But when they arrive there, nothing is as expected. The pirates aren’t living in luxury—they’re hiding in a makeshift base welded onto the station’s exterior hull. The artificial intelligence controlling the station’s security system is killing station residents and shooting down any ship that attempts to leave—so there’s no way out.

Adda and Iridian have one chance to earn a place on the pirate crew: destroy the artificial intelligence. The last engineer who went up against the AI met an untimely end, and the pirates are taking bets on how the newcomers will die. But Adda and Iridian plan to beat the odds.

There’s a glorious future in piracy…if only they can survive long enough.

Praise for Barbary Station:

"This book is good fun. I really enjoyed this, and I bet you will, too."
—Ann Leckie, Hugo and Nebula Award-winning author of Ancillary Justice

“An exhilarating mashup of Golden-Age widescreen and zeitgeist cool. Totally unexpected. More please!”
—Award-winning author Stephen Baxter

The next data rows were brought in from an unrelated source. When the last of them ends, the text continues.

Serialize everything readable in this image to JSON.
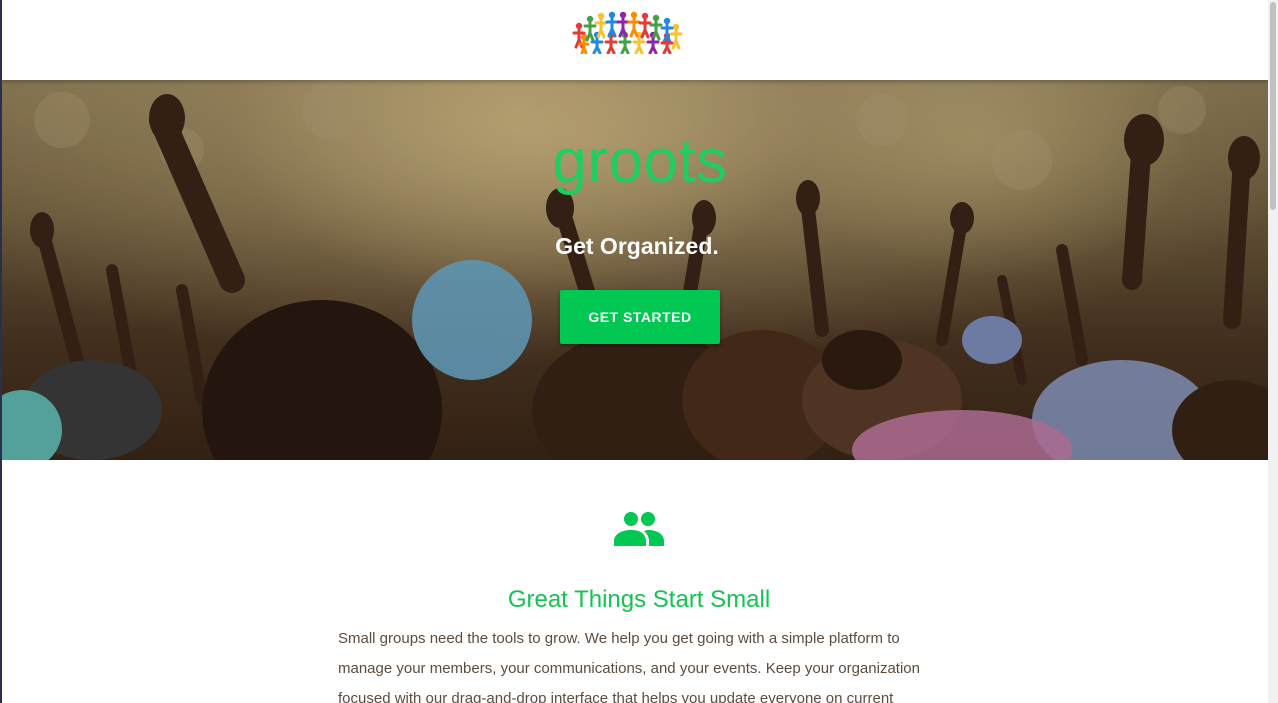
{
  "header": {
    "logo_icon": "people-circle-logo"
  },
  "hero": {
    "title": "groots",
    "subtitle": "Get Organized.",
    "cta_label": "GET STARTED",
    "background": "crowd-raising-hands-photo"
  },
  "feature": {
    "icon": "group-icon",
    "title": "Great Things Start Small",
    "body": "Small groups need the tools to grow. We help you get going with a simple platform to manage your members, your communications, and your events. Keep your organization focused with our drag-and-drop interface that helps you update everyone on current"
  },
  "colors": {
    "brand_green": "#00c853",
    "title_green": "#21cc61",
    "body_text": "#5d4c3e"
  }
}
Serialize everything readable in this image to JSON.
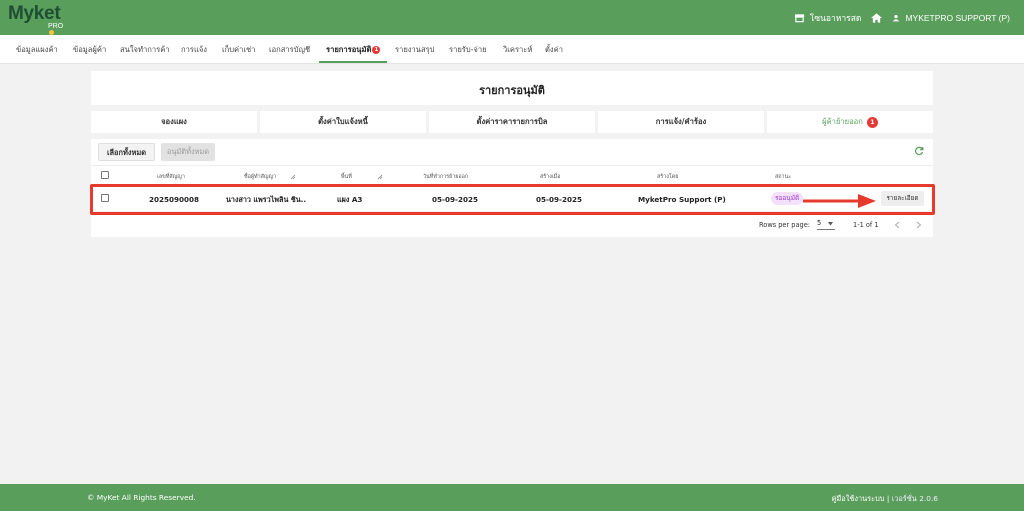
{
  "brand": {
    "name": "Myket",
    "sub": "PRO"
  },
  "topbar": {
    "store_label": "โซนอาหารสด",
    "user_label": "MYKETPRO SUPPORT (P)"
  },
  "nav": {
    "items": [
      {
        "label": "ข้อมูลแผงค้า"
      },
      {
        "label": "ข้อมูลผู้ค้า"
      },
      {
        "label": "สนใจทำการค้า"
      },
      {
        "label": "การแจ้ง"
      },
      {
        "label": "เก็บค่าเช่า"
      },
      {
        "label": "เอกสารบัญชี"
      },
      {
        "label": "รายการอนุมัติ",
        "badge": "1"
      },
      {
        "label": "รายงานสรุป"
      },
      {
        "label": "รายรับ-จ่าย"
      },
      {
        "label": "วิเคราะห์"
      },
      {
        "label": "ตั้งค่า"
      }
    ]
  },
  "page_title": "รายการอนุมัติ",
  "subtabs": [
    {
      "label": "จองแผง"
    },
    {
      "label": "ตั้งค่าใบแจ้งหนี้"
    },
    {
      "label": "ตั้งค่าราคารายการบิล"
    },
    {
      "label": "การแจ้ง/คำร้อง"
    },
    {
      "label": "ผู้ค้าย้ายออก",
      "badge": "1"
    }
  ],
  "toolbar": {
    "select_all": "เลือกทั้งหมด",
    "approve_all": "อนุมัติทั้งหมด"
  },
  "table": {
    "headers": [
      "เลขที่สัญญา",
      "ชื่อผู้ทำสัญญา",
      "พื้นที่",
      "วันที่ทำการย้ายออก",
      "สร้างเมื่อ",
      "สร้างโดย",
      "สถานะ"
    ],
    "rows": [
      {
        "contract_no": "2025090008",
        "contract_name": "นางสาว แพรวไพลิน ชิน..",
        "area": "แผง A3",
        "move_out_date": "05-09-2025",
        "created_at": "05-09-2025",
        "created_by": "MyketPro Support (P)",
        "status": "รออนุมัติ",
        "detail_label": "รายละเอียด"
      }
    ]
  },
  "pagination": {
    "rows_per_page_label": "Rows per page:",
    "rows_per_page": "5",
    "range": "1-1 of 1"
  },
  "footer": {
    "copyright": "© MyKet All Rights Reserved.",
    "manual": "คู่มือใช้งานระบบ",
    "version": "เวอร์ชั่น 2.0.6"
  },
  "colors": {
    "primary": "#5a9e5c",
    "highlight": "#e53a2c",
    "badge": "#e53935",
    "status_chip": "#f3e0fb"
  }
}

"Grabs you in chapter one and doesn't let go. This book is for everyone who ever wanted to be a space pirate."
–Mur Lafferty, Award-winning author of Six Wakes